*Data for this exercise:*

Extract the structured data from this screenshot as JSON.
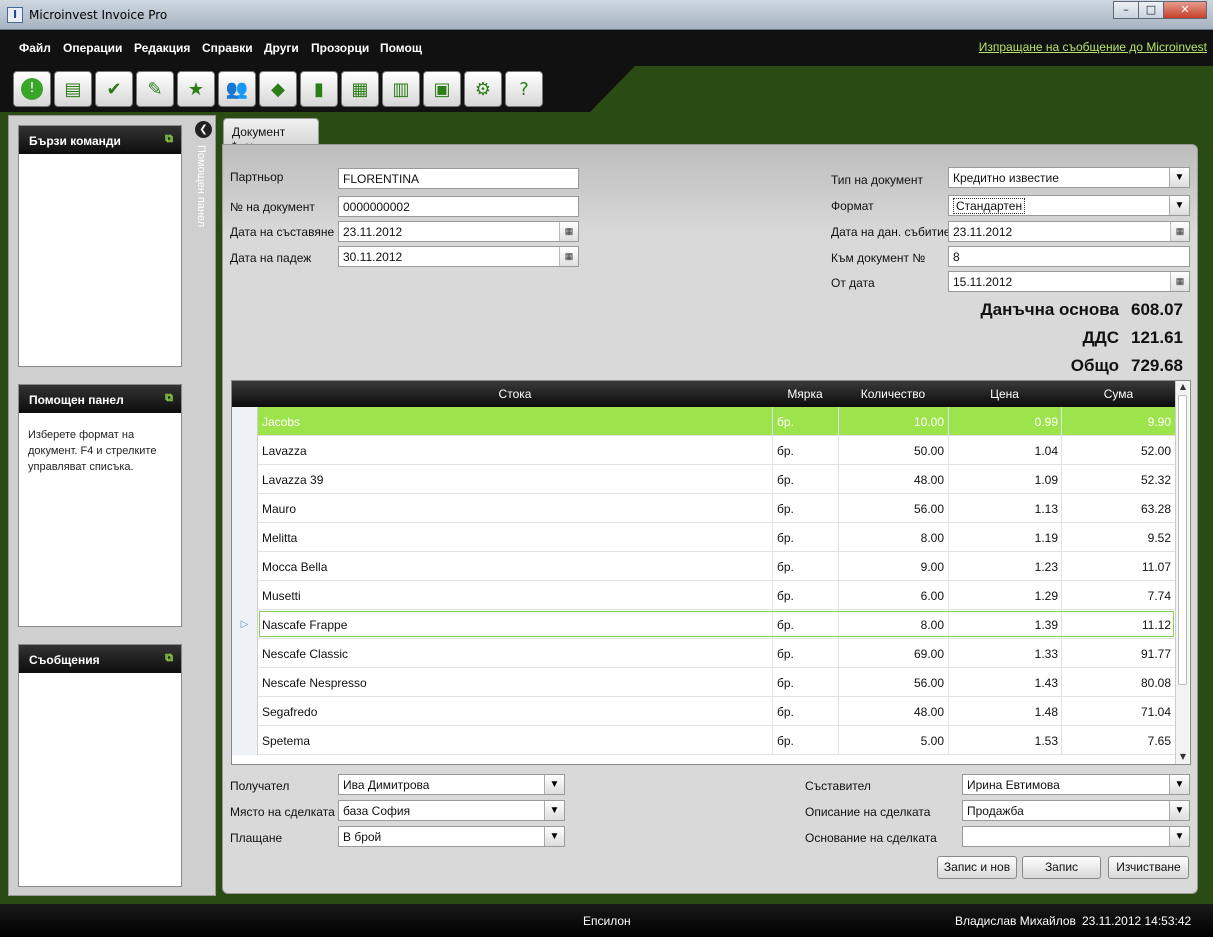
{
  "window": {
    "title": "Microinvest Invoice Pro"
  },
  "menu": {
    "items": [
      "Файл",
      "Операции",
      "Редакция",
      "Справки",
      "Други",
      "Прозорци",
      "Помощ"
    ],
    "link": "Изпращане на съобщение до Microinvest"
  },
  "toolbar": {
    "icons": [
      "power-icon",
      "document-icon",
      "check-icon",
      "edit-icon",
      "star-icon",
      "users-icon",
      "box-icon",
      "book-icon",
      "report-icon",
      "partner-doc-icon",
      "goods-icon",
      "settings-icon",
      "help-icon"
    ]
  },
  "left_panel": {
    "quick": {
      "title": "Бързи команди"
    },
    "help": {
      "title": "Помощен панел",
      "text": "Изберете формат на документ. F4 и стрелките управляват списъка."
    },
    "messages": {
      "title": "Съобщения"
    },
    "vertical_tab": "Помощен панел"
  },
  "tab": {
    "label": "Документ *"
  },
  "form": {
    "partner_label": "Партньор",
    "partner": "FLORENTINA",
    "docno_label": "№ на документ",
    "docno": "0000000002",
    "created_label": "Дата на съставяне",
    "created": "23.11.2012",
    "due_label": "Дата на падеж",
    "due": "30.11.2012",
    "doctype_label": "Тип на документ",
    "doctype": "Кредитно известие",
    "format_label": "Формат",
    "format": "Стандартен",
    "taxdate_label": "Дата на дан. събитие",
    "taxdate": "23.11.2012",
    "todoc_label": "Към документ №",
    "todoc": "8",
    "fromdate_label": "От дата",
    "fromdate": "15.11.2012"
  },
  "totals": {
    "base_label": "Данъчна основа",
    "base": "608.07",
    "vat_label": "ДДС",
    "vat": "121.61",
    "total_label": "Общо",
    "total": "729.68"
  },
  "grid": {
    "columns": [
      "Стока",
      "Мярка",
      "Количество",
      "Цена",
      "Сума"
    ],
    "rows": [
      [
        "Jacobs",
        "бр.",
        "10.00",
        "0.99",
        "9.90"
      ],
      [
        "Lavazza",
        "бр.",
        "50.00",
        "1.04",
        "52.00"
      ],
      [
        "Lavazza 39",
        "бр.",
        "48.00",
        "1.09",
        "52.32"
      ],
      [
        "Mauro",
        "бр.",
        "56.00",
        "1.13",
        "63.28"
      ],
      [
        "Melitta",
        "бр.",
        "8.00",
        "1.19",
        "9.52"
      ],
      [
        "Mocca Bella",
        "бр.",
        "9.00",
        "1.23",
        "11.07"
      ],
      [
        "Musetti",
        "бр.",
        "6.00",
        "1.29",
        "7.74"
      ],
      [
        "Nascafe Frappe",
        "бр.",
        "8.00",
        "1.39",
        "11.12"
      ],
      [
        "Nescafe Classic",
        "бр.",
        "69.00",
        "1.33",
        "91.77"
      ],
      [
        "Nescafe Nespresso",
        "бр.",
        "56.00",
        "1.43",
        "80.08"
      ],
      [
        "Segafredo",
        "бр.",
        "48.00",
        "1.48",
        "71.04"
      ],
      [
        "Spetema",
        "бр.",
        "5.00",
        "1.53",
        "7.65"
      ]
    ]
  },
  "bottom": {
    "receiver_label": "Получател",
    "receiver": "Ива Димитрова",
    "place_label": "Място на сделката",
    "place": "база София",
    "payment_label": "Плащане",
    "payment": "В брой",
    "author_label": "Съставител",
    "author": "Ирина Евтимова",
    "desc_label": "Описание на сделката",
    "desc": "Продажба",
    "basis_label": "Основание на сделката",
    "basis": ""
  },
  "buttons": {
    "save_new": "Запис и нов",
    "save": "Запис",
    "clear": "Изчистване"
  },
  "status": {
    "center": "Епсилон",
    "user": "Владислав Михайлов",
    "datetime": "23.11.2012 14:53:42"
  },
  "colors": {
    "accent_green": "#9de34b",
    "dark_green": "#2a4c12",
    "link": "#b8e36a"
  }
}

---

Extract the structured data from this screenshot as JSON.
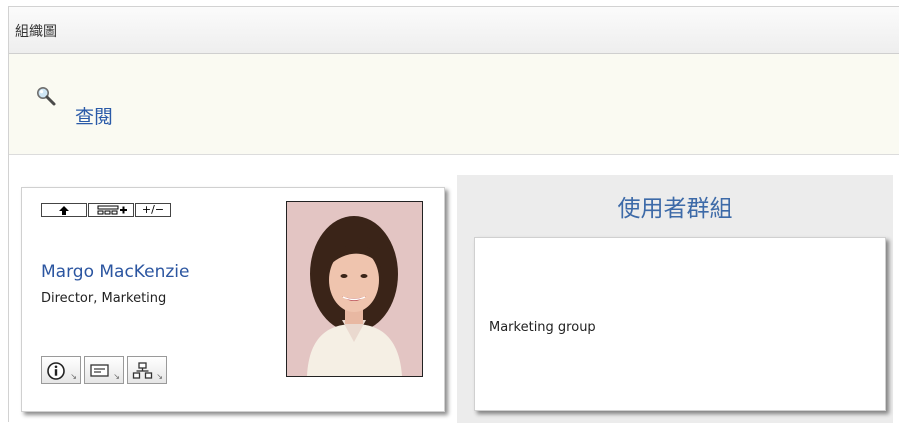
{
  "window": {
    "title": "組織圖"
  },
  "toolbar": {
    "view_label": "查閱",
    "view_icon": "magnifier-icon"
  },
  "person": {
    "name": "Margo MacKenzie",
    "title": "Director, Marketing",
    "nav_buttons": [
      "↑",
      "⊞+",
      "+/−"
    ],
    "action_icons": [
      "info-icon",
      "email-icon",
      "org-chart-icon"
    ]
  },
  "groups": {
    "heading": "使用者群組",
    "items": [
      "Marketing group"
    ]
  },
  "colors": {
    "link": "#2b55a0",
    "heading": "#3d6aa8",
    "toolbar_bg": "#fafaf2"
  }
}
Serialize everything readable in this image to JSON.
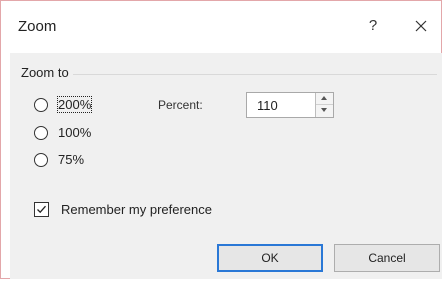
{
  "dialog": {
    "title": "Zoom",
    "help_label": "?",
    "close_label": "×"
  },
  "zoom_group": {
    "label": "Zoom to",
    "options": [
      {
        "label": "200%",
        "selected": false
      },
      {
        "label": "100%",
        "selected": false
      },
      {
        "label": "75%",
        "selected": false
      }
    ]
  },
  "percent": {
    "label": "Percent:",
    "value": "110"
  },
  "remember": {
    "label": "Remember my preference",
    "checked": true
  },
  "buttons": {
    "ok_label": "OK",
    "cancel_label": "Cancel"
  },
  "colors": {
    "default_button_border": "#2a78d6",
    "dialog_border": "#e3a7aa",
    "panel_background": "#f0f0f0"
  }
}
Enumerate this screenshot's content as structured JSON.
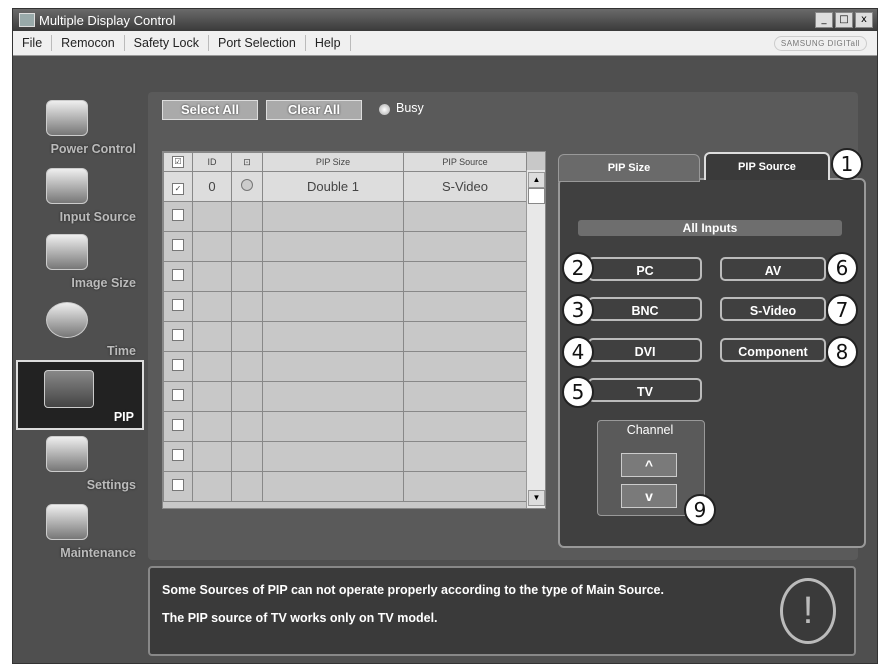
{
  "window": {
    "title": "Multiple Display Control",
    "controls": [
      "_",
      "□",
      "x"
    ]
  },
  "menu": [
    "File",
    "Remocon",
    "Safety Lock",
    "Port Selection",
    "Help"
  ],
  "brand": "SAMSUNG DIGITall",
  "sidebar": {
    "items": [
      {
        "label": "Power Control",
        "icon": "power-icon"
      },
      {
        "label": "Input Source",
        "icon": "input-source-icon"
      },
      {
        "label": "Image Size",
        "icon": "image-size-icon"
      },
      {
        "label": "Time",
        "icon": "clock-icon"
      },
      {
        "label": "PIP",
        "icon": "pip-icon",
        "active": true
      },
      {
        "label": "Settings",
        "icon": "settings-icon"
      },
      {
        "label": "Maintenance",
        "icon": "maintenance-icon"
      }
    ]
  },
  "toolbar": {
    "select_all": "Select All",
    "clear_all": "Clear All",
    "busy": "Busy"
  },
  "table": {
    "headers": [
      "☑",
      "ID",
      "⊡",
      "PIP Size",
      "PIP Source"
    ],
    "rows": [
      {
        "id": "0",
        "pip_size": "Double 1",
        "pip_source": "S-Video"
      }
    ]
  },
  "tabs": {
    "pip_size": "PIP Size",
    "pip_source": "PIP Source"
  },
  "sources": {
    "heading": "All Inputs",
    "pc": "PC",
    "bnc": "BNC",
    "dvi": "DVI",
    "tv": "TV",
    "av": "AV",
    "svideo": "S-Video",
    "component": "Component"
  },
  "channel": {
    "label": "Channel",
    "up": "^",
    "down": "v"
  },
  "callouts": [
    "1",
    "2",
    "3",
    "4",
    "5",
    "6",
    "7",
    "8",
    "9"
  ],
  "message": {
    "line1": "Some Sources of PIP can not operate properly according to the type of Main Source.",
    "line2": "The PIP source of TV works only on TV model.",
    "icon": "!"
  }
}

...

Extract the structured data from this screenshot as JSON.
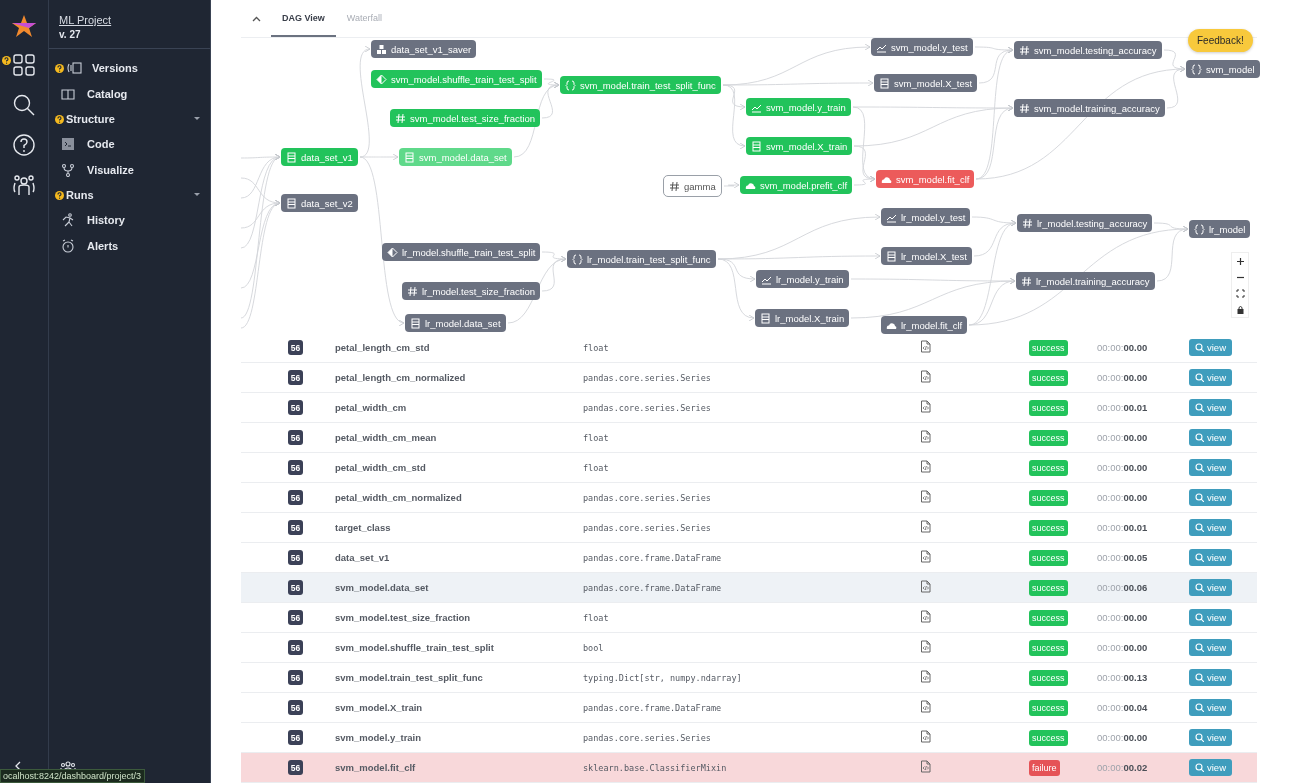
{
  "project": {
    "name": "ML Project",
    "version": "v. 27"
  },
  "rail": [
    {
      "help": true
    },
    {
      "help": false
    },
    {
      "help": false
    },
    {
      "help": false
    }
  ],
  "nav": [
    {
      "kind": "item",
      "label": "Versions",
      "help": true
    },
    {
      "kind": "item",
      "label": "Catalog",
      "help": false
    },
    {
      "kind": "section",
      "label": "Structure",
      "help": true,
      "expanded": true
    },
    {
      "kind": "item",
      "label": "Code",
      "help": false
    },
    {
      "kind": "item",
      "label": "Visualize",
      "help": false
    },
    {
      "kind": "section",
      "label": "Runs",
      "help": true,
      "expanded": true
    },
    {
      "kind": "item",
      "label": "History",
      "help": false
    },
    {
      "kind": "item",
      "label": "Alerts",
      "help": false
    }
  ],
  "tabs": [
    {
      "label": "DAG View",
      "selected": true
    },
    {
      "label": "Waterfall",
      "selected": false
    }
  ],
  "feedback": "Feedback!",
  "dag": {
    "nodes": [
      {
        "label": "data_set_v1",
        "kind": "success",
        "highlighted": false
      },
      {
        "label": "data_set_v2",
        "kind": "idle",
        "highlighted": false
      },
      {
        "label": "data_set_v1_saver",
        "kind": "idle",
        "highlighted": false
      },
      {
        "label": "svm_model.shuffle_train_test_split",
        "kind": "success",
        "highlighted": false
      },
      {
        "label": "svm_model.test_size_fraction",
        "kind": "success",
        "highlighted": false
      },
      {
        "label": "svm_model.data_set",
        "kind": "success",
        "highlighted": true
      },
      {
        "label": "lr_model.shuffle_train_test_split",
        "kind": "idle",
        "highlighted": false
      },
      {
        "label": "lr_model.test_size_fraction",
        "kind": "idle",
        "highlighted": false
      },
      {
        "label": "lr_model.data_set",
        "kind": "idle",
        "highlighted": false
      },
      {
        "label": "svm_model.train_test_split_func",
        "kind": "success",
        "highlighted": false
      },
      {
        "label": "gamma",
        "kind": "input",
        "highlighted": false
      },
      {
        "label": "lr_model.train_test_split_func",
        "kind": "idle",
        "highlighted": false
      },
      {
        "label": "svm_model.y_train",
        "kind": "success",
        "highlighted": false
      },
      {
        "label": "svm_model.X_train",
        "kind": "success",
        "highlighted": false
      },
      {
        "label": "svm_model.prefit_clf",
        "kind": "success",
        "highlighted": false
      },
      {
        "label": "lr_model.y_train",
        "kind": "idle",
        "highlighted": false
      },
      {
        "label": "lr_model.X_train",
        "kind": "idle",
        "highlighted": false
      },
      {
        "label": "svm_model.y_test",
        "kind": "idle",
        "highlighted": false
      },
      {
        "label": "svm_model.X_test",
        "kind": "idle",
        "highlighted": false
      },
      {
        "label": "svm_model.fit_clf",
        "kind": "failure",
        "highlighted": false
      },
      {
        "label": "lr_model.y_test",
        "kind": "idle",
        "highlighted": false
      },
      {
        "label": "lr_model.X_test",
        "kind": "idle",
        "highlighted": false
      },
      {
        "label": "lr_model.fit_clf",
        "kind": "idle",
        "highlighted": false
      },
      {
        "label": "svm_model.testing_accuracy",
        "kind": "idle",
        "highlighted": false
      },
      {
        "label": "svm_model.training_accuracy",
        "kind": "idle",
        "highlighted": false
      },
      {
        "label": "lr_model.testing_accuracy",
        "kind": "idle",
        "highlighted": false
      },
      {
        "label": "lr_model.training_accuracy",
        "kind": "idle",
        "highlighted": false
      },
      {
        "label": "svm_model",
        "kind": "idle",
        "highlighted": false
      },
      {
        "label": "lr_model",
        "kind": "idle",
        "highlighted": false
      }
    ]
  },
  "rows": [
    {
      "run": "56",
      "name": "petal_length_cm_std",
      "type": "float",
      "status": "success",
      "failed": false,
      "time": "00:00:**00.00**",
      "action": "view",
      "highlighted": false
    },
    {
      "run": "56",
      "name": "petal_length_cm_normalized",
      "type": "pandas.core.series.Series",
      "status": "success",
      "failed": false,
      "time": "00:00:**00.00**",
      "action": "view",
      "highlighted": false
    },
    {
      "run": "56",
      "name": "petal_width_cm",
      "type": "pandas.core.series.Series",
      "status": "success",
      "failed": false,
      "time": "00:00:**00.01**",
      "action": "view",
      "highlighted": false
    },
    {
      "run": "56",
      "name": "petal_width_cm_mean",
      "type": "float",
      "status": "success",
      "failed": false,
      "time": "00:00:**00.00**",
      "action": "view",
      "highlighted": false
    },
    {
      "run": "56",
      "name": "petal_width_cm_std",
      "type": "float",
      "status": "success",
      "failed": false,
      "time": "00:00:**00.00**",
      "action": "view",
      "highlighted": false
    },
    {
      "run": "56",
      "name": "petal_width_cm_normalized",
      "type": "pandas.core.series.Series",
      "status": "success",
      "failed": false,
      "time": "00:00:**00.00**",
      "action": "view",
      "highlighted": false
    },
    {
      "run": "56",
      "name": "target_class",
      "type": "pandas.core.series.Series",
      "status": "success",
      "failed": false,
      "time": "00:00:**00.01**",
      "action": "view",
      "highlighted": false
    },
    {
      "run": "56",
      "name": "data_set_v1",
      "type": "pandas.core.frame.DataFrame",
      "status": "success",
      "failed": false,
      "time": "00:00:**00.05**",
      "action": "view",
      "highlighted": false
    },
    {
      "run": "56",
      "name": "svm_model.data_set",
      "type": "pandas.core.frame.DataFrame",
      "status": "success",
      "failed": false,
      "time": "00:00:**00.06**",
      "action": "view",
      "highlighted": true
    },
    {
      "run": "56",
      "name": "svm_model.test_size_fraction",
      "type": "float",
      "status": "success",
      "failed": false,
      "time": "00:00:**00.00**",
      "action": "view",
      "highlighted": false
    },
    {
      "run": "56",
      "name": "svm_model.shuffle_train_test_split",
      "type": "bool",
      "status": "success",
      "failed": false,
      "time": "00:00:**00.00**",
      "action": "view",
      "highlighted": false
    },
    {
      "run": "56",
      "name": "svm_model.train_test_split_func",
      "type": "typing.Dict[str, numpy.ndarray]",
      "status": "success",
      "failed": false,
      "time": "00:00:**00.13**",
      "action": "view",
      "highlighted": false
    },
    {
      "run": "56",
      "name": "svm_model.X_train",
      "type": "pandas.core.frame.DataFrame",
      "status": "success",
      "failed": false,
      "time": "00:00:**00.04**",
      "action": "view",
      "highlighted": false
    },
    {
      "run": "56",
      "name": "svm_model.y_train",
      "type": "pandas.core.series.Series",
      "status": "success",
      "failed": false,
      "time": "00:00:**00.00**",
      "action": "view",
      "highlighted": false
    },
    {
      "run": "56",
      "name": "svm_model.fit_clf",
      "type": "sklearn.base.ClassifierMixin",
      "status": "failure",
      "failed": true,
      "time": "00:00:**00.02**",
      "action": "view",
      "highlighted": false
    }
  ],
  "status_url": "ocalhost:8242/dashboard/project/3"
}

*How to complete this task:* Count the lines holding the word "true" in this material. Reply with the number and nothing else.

*Response to this exercise:* 12